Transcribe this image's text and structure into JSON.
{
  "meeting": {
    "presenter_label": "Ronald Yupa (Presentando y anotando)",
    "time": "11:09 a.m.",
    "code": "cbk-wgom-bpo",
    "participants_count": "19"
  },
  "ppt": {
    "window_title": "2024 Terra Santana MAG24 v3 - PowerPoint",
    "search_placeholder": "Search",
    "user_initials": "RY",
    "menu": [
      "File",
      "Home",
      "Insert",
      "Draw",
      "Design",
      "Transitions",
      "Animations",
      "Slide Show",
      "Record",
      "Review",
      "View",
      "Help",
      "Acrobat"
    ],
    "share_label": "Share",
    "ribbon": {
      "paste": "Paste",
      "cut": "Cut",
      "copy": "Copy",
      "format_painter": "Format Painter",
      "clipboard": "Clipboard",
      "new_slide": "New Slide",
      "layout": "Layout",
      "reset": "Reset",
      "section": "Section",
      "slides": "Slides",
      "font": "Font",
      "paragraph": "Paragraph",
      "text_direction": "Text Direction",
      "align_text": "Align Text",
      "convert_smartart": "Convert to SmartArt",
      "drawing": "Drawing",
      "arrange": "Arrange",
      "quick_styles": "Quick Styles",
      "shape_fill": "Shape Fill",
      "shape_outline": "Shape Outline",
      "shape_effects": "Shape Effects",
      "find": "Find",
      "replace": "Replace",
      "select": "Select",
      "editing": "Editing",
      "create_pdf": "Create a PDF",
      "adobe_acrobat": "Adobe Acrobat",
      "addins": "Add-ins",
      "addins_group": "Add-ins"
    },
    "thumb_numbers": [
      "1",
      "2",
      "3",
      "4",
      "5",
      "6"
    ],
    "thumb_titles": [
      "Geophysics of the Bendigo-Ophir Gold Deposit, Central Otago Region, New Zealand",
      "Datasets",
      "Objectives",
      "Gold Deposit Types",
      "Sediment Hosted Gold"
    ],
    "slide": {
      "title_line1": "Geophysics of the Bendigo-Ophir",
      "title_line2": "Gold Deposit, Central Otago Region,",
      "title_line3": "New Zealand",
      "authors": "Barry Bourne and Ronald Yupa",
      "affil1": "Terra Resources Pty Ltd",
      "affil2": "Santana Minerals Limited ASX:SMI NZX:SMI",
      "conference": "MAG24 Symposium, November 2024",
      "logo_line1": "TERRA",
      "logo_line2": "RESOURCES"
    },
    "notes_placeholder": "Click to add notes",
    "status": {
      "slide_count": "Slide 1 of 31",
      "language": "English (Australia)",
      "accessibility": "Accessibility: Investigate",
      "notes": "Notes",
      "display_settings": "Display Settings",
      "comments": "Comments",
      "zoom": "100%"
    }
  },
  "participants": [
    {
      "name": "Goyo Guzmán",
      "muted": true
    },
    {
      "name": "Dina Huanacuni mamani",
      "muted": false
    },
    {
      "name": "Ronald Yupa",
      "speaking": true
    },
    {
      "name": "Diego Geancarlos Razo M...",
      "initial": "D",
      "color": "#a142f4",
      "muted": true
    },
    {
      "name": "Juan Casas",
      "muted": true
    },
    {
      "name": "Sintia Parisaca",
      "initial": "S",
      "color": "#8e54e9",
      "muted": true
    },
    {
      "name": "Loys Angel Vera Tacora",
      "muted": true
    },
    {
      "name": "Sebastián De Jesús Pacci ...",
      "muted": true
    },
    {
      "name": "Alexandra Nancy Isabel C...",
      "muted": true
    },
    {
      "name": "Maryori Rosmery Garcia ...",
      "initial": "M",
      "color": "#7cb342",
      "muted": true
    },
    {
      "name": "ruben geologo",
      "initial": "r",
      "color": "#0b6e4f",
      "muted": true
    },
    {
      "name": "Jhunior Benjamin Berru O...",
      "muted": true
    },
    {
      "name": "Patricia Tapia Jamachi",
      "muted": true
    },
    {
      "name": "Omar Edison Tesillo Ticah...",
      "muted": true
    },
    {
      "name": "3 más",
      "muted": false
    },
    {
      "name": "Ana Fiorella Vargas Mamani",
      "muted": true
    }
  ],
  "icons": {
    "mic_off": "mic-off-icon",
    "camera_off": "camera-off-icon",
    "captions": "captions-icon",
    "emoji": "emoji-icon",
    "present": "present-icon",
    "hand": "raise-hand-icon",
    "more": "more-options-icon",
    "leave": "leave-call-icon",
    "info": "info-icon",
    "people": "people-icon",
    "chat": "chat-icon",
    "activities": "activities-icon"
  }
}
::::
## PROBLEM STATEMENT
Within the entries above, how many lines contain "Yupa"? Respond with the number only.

## WRITTEN ANSWER
3